Postharvest Biology and Technology vol:29 issue:1 pages:19-28
Core breakdown in 'Conference' pears is a storage disorder, which is characterised by brown discolouration of the tissue and development of cavities. At the moment of purchase the consumer cannot detect these symptoms from the outside. In this paper magnetic resonance imaging (MRI) and X-ray computer tomography (X-ray CT) were applied to study non-destructively the time course of the disorder symptoms. Pears stored under disorder-inducing conditions were followed with both tomographic techniques during 6 months of controlled atmosphere storage. After 2 months, incipient browning could be detected with both techniques. However, the contrast between affected and unaffected tissue was higher on the MR images than on the X-ray CT scans. Two patterns of browning, radial and local, were observed. In the former, the contours of the brown tissue were concentric.
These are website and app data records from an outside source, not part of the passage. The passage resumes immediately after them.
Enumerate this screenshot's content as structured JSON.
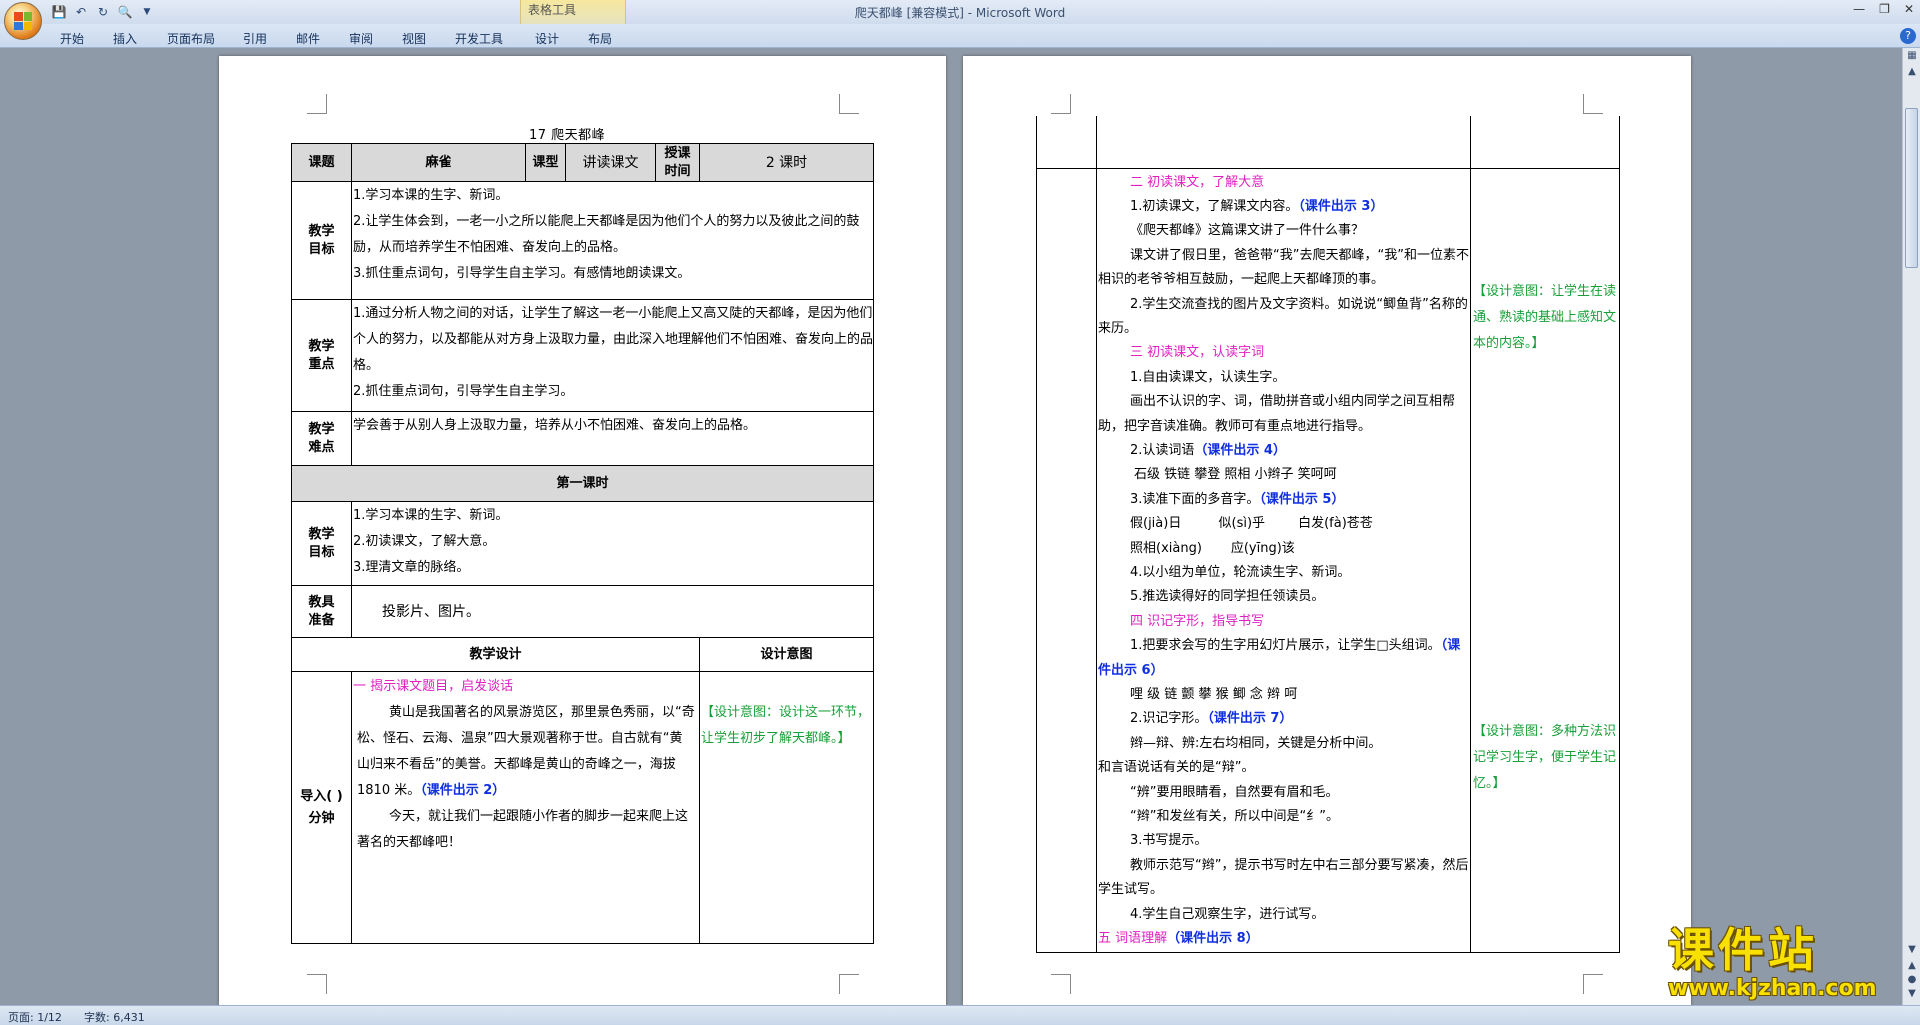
{
  "window": {
    "title": "爬天都峰 [兼容模式] - Microsoft Word",
    "context_group": "表格工具"
  },
  "ribbon": {
    "tabs": [
      "开始",
      "插入",
      "页面布局",
      "引用",
      "邮件",
      "审阅",
      "视图",
      "开发工具",
      "设计",
      "布局"
    ]
  },
  "status": {
    "page": "页面: 1/12",
    "words": "字数: 6,431"
  },
  "page1": {
    "title": "17   爬天都峰",
    "header": {
      "c1": "课题",
      "c2": "麻雀",
      "c3": "课型",
      "c4": "讲读课文",
      "c5": "授课时间",
      "c6": "2 课时"
    },
    "goals": {
      "label": "教学目标",
      "l1": "1.学习本课的生字、新词。",
      "l2": "2.让学生体会到，一老一小之所以能爬上天都峰是因为他们个人的努力以及彼此之间的鼓励，从而培养学生不怕困难、奋发向上的品格。",
      "l3": "3.抓住重点词句，引导学生自主学习。有感情地朗读课文。"
    },
    "key": {
      "label": "教学重点",
      "l1": "1.通过分析人物之间的对话，让学生了解这一老一小能爬上又高又陡的天都峰，是因为他们个人的努力，以及都能从对方身上汲取力量，由此深入地理解他们不怕困难、奋发向上的品格。",
      "l2": "2.抓住重点词句，引导学生自主学习。"
    },
    "diff": {
      "label": "教学难点",
      "l1": "学会善于从别人身上汲取力量，培养从小不怕困难、奋发向上的品格。"
    },
    "first_period": "第一课时",
    "goals2": {
      "label": "教学目标",
      "l1": "1.学习本课的生字、新词。",
      "l2": "2.初读课文，了解大意。",
      "l3": "3.理清文章的脉络。"
    },
    "tools": {
      "label": "教具准备",
      "l1": "投影片、图片。"
    },
    "design_header": "教学设计",
    "intent_header": "设计意图",
    "intro": {
      "label": "导入(    )分钟",
      "h": "一  揭示课文题目，启发谈话",
      "p1": "黄山是我国著名的风景游览区，那里景色秀丽，以“奇松、怪石、云海、温泉”四大景观著称于世。自古就有“黄山归来不看岳”的美誉。天都峰是黄山的奇峰之一，海拔 1810 米。",
      "p1_link": "（课件出示 2）",
      "p2": "今天，就让我们一起跟随小作者的脚步一起来爬上这著名的天都峰吧！",
      "intent": "【设计意图：设计这一环节，让学生初步了解天都峰。】"
    }
  },
  "page2": {
    "s2_h": "二   初读课文，了解大意",
    "s2_1": "1.初读课文，了解课文内容。",
    "s2_1_link": "（课件出示 3）",
    "s2_q": "《爬天都峰》这篇课文讲了一件什么事？",
    "s2_a": "课文讲了假日里，爸爸带“我”去爬天都峰，“我”和一位素不相识的老爷爷相互鼓励，一起爬上天都峰顶的事。",
    "s2_2": "2.学生交流查找的图片及文字资料。如说说“鲫鱼背”名称的来历。",
    "s2_intent": "【设计意图：让学生在读通、熟读的基础上感知文本的内容。】",
    "s3_h": "三   初读课文，认读字词",
    "s3_1": "1.自由读课文，认读生字。",
    "s3_1b": "画出不认识的字、词，借助拼音或小组内同学之间互相帮助，把字音读准确。教师可有重点地进行指导。",
    "s3_2": "2.认读词语",
    "s3_2_link": "（课件出示 4）",
    "s3_words": "石级   铁链   攀登   照相   小辫子   笑呵呵",
    "s3_3": "3.读准下面的多音字。",
    "s3_3_link": "（课件出示 5）",
    "s3_poly1": "假(jià)日         似(sì)乎        白发(fà)苍苍",
    "s3_poly2": "照相(xiàng)       应(yīng)该",
    "s3_4": "4.以小组为单位，轮流读生字、新词。",
    "s3_5": "5.推选读得好的同学担任领读员。",
    "s4_h": "四   识记字形，指导书写",
    "s4_1": "1.把要求会写的生字用幻灯片展示，让学生□头组词。",
    "s4_1_link": "（课件出示 6）",
    "s4_chars": "哩   级   链   颤   攀   猴   鲫   念   辫   呵",
    "s4_2": "2.识记字形。",
    "s4_2_link": "（课件出示 7）",
    "s4_2a": "辫—辩、辨:左右均相同，关键是分析中间。",
    "s4_2b": "和言语说话有关的是“辩”。",
    "s4_2c": "“辨”要用眼睛看，自然要有眉和毛。",
    "s4_2d": "“辫”和发丝有关，所以中间是“纟”。",
    "s4_3": "3.书写提示。",
    "s4_3a": "教师示范写“辫”，提示书写时左中右三部分要写紧凑，然后学生试写。",
    "s4_4": "4.学生自己观察生字，进行试写。",
    "s4_intent": "【设计意图：多种方法识记学习生字，便于学生记忆。】",
    "s5_h": "五   词语理解",
    "s5_link": "（课件出示 8）"
  },
  "watermark": {
    "text": "课件站",
    "url": "www.kjzhan.com"
  }
}
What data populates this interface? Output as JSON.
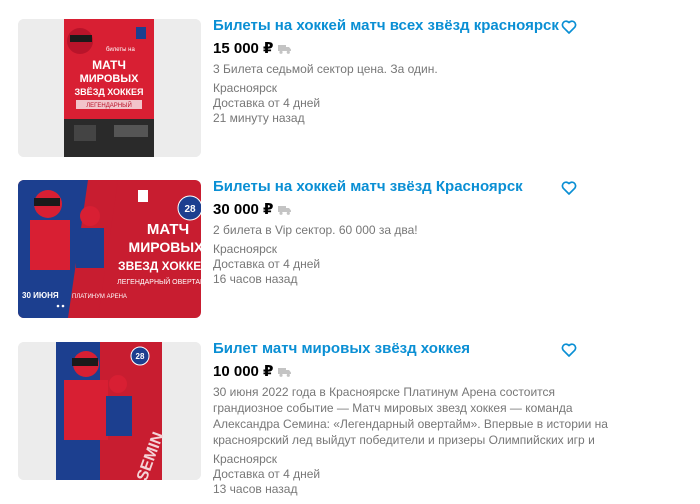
{
  "listings": [
    {
      "title": "Билеты на хоккей матч всех звёзд красноярск",
      "price": "15 000 ₽",
      "description": "3 Билета седьмой сектор цена. За один.",
      "city": "Красноярск",
      "delivery": "Доставка от 4 дней",
      "posted": "21 минуту назад",
      "image_text": [
        "МАТЧ",
        "МИРОВЫХ",
        "ЗВЁЗД ХОККЕЯ",
        "ЛЕГЕНДАРНЫЙ",
        "билеты на"
      ]
    },
    {
      "title": "Билеты на хоккей матч звёзд Красноярск",
      "price": "30 000 ₽",
      "description": "2 билета в Vip сектор. 60 000 за два!",
      "city": "Красноярск",
      "delivery": "Доставка от 4 дней",
      "posted": "16 часов назад",
      "image_text": [
        "МАТЧ",
        "МИРОВЫХ",
        "ЗВЕЗД ХОККЕЯ",
        "ЛЕГЕНДАРНЫЙ ОВЕРТАЙМ",
        "30 ИЮНЯ",
        "ПЛАТИНУМ АРЕНА",
        "28"
      ]
    },
    {
      "title": "Билет матч мировых звёзд хоккея",
      "price": "10 000 ₽",
      "description_lines": [
        "30 июня 2022 года в Красноярске Платинум Арена состоится",
        "грандиозное событие — Матч мировых звезд хоккея — команда",
        "Александра Семина: «Легендарный овертайм». Впервые в истории на",
        "красноярский лед выйдут победители и призеры Олимпийских игр и"
      ],
      "city": "Красноярск",
      "delivery": "Доставка от 4 дней",
      "posted": "13 часов назад",
      "image_text": [
        "28",
        "SEMIN"
      ]
    }
  ],
  "colors": {
    "title": "#0a8fd4",
    "muted": "#777777",
    "poster_red": "#d81f33",
    "poster_blue": "#1c3f8f"
  },
  "icons": {
    "favorite": "heart-outline-icon",
    "delivery": "truck-icon"
  }
}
Both patterns did not evolve or grow spatially over time, but only increased in their contrast to healthy tissue during storage. This result suggests a relation between the disorder and gas exchange properties of the fruit with the environment. It was also observed that the cavities grow at the expense of the brown tissue. To quantify the browning rate a contrast value was defined based on the ratio of pixel intensities of affected and unaffected tissue. The average browning rate did not differ substantially between the different pears and was equal to 0.0065 +/- 0.0005 days (-1) (C) 2002 Elsevier Science B.V. All rights reserved.